Abstract:
Mesenchymal stem cells (MSCs) hold great promise as therapeutic agents in regenerative medicine. Numerous animal studies have documented the multipotency of MSCs, showing their capabilities for differentiating into orthopedic tissues such as muscle, bone, cartilage, and tendon. However, the safety of culture expanded MSCs for human use has only just begun to be reported. Methods: Between 2006 and 2010, two groups of patients were treated for various orthopedic conditions with cultureexpanded, autologous, bone marrow-derived MSCs (group 1: n=50; group 2: n=290-one patient in both groups). Cells were cultured in monolayer culture flasks using an autologous platelet lysate technique and re-injected into peripheral joints or into intervertebral discs with use of c-arm fluoroscopy. While both groups had prospective surveillance for complications, Group 1 additionally underwent 3.0T MRI tracking of the re-implant sites. Results: The mean age of patients treated was 53 +/- 13.85 years; 214 were males and 125 females with mean follow-up time from any procedure being 435 days +/- 261 days. Number of contacts initiated based on time from first procedure was 482 at 3 months, 433 at 6 months, 316 contacts at 12 months, 110 contacts at 24 months, and 22 contacts at 36 months. For Group 1, 50 patients underwent 210 MRI surveillance procedures at 3 months, 6 months, 1, 2, and 3 years which failed to demonstrate any tumor formation at the re-implant sites. Formal disease surveillance for adverse events based on HHS criteria documented significantly less morbidity than is commonly reported for more invasive surgical procedures, all of which were either self-limited or were remedied with therapeutic measures.

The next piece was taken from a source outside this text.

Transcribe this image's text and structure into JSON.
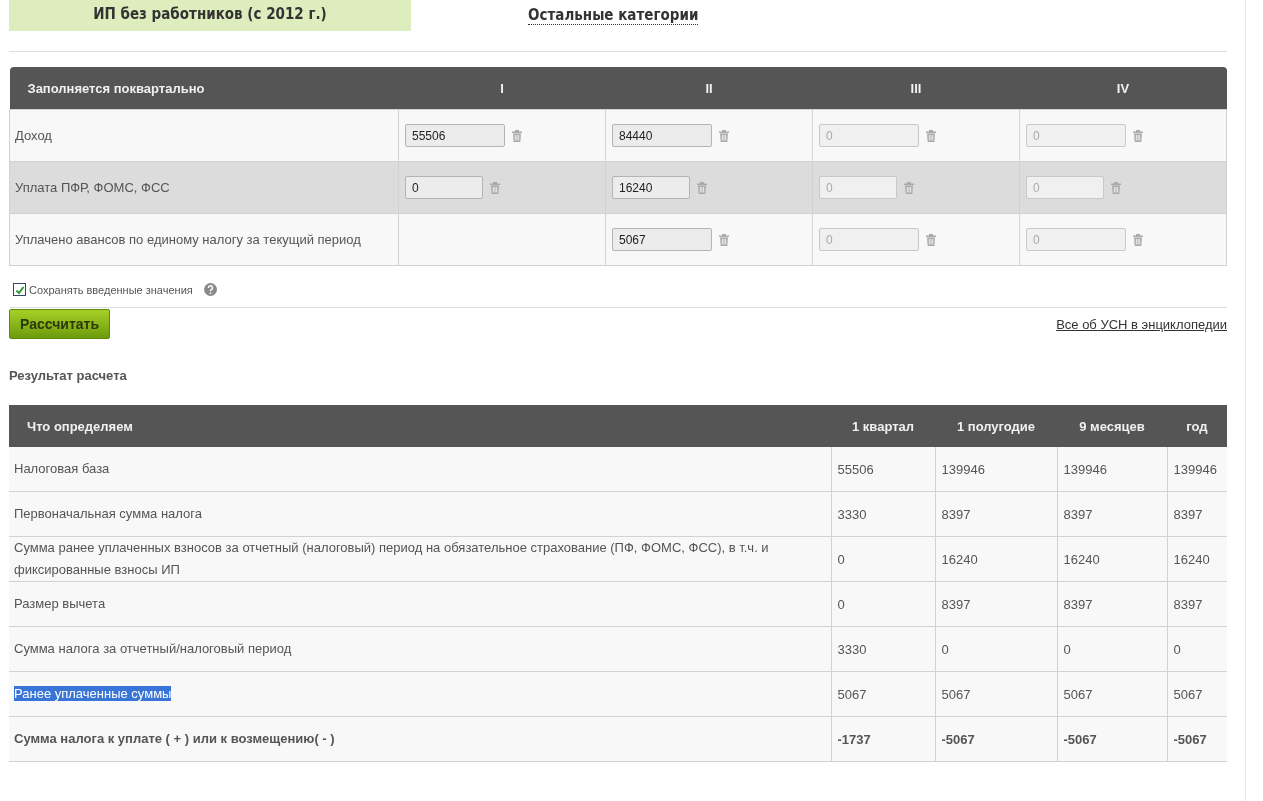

Two patients were diagnosed with cancer out of 339 patients treated since study inception; however, this was almost certainly unrelated to the MSC therapy and the neoplasm rate in similar to that seen in the U.S. Caucasian population. Knee outcome data was collected on a subset of patients. Here, > 75% improvement was reported in 41.4% while decreasing the improvement threshold to > 50% improvement, 63.2% reported an improvement. At an average reporting time of 11.3 months from first procedure average reported relief in the knee sample equaled 53.1% (n=133 reporting). Conclusions: Using both intensive high field MRI tracking and complications surveillance in 339 patients, no neoplastic complications were detected at any stem cell re-implantation site. These findings are consistent with our prior publication and other published reports that also show no evidence of malignant transformation in vivo, following implantation of MSCs for orthopedic use.
Keywords:
Mesenchymal stem cells, orthopedics, knee, hip, shoulder, lumbar, complications, side effects, neoplasm, regenerative medicine
Affiliation:
Centeno-Schultz Clinic, Broomfield, Colorado, USA.